▶ What is needed
When you write out the listing, keep each word exactly as it stands but include none of its images.

▶ Data to examine
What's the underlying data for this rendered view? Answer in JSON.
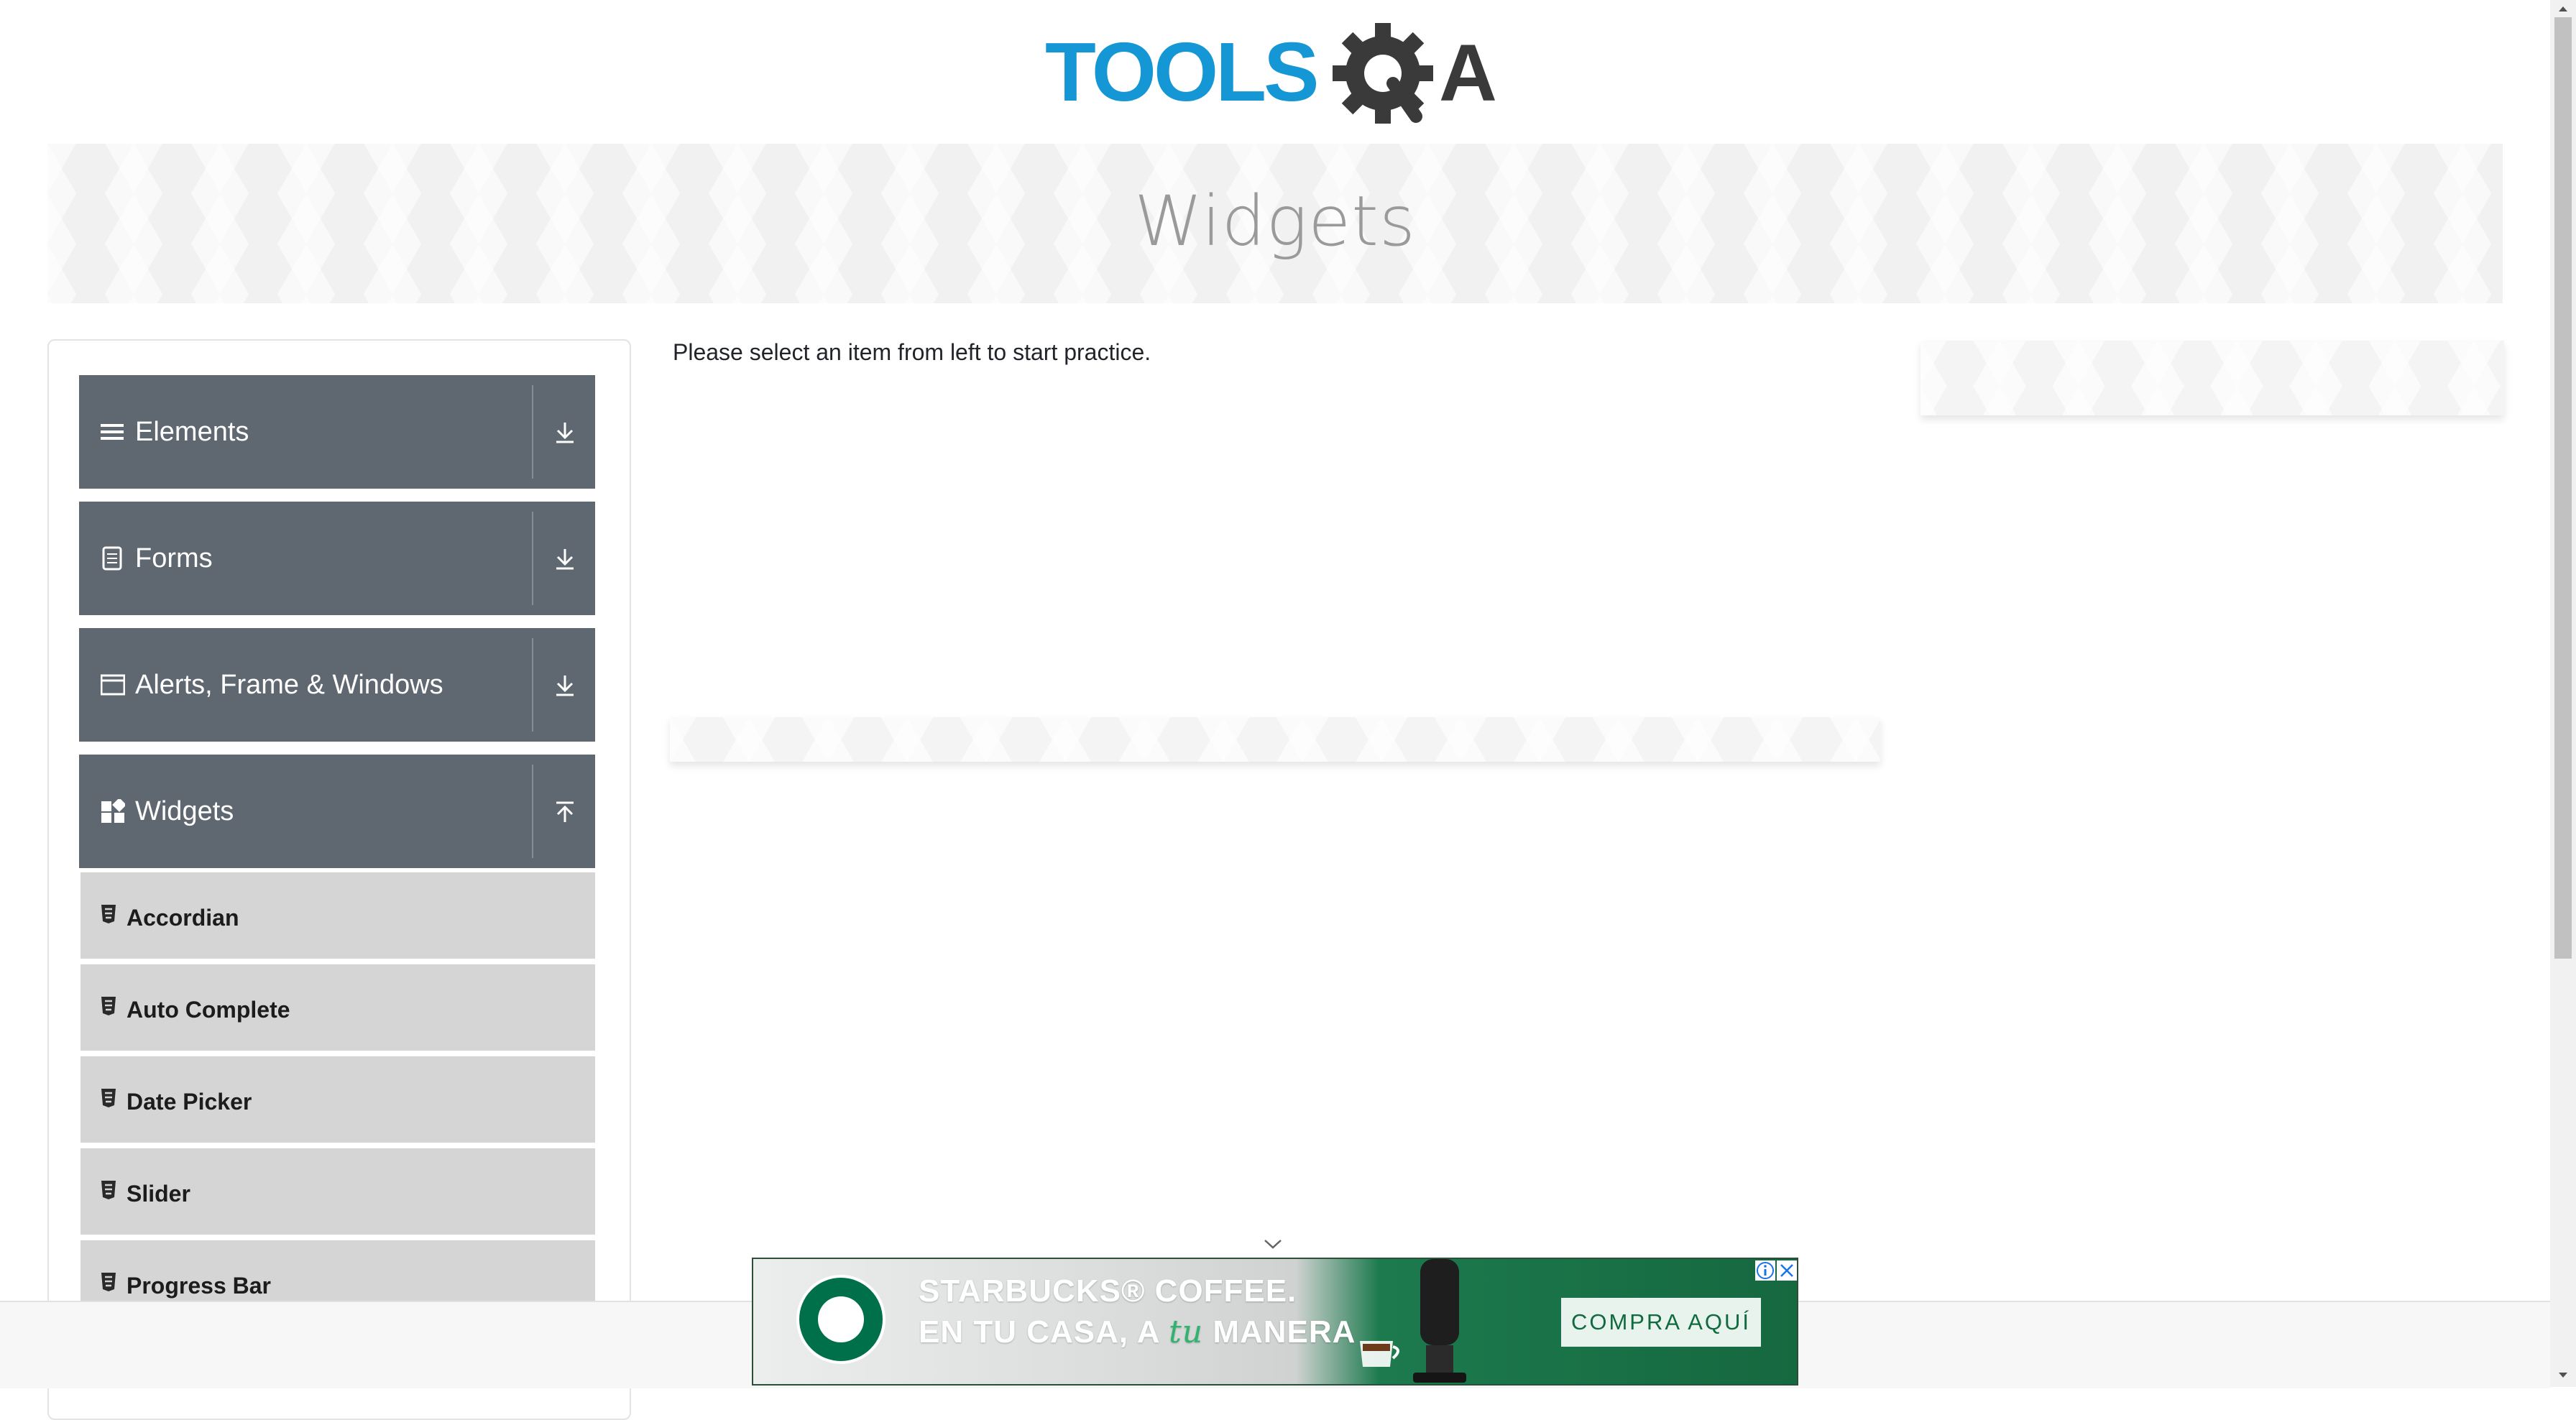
{
  "header": {
    "logo_text": "TOOLSQA",
    "logo_colors": {
      "tools": "#1497d4",
      "gear": "#3a3a3a",
      "q": "#3a3a3a",
      "a": "#3a3a3a"
    }
  },
  "banner": {
    "title": "Widgets"
  },
  "sidebar": {
    "groups": [
      {
        "label": "Elements",
        "icon": "hamburger-icon",
        "expanded": false
      },
      {
        "label": "Forms",
        "icon": "document-icon",
        "expanded": false
      },
      {
        "label": "Alerts, Frame & Windows",
        "icon": "window-icon",
        "expanded": false
      },
      {
        "label": "Widgets",
        "icon": "widgets-grid-icon",
        "expanded": true
      }
    ],
    "widgets_items": [
      {
        "label": "Accordian"
      },
      {
        "label": "Auto Complete"
      },
      {
        "label": "Date Picker"
      },
      {
        "label": "Slider"
      },
      {
        "label": "Progress Bar"
      }
    ]
  },
  "main": {
    "message": "Please select an item from left to start practice."
  },
  "ad": {
    "brand_line1": "STARBUCKS® COFFEE.",
    "brand_line2_pre": "EN TU CASA, A ",
    "brand_line2_em": "tu",
    "brand_line2_post": " MANERA",
    "cta": "COMPRA AQUÍ"
  },
  "colors": {
    "group_bg": "#5f6771",
    "subitem_bg": "#d5d5d5",
    "banner_title": "#9a9a9a"
  }
}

▶ Task solution
What's the underlying data for this rendered view? Answer in JSON.
{
  "header": {
    "logo_text": "TOOLSQA",
    "logo_colors": {
      "tools": "#1497d4",
      "gear": "#3a3a3a",
      "q": "#3a3a3a",
      "a": "#3a3a3a"
    }
  },
  "banner": {
    "title": "Widgets"
  },
  "sidebar": {
    "groups": [
      {
        "label": "Elements",
        "icon": "hamburger-icon",
        "expanded": false
      },
      {
        "label": "Forms",
        "icon": "document-icon",
        "expanded": false
      },
      {
        "label": "Alerts, Frame & Windows",
        "icon": "window-icon",
        "expanded": false
      },
      {
        "label": "Widgets",
        "icon": "widgets-grid-icon",
        "expanded": true
      }
    ],
    "widgets_items": [
      {
        "label": "Accordian"
      },
      {
        "label": "Auto Complete"
      },
      {
        "label": "Date Picker"
      },
      {
        "label": "Slider"
      },
      {
        "label": "Progress Bar"
      }
    ]
  },
  "main": {
    "message": "Please select an item from left to start practice."
  },
  "ad": {
    "brand_line1": "STARBUCKS® COFFEE.",
    "brand_line2_pre": "EN TU CASA, A ",
    "brand_line2_em": "tu",
    "brand_line2_post": " MANERA",
    "cta": "COMPRA AQUÍ"
  },
  "colors": {
    "group_bg": "#5f6771",
    "subitem_bg": "#d5d5d5",
    "banner_title": "#9a9a9a"
  }
}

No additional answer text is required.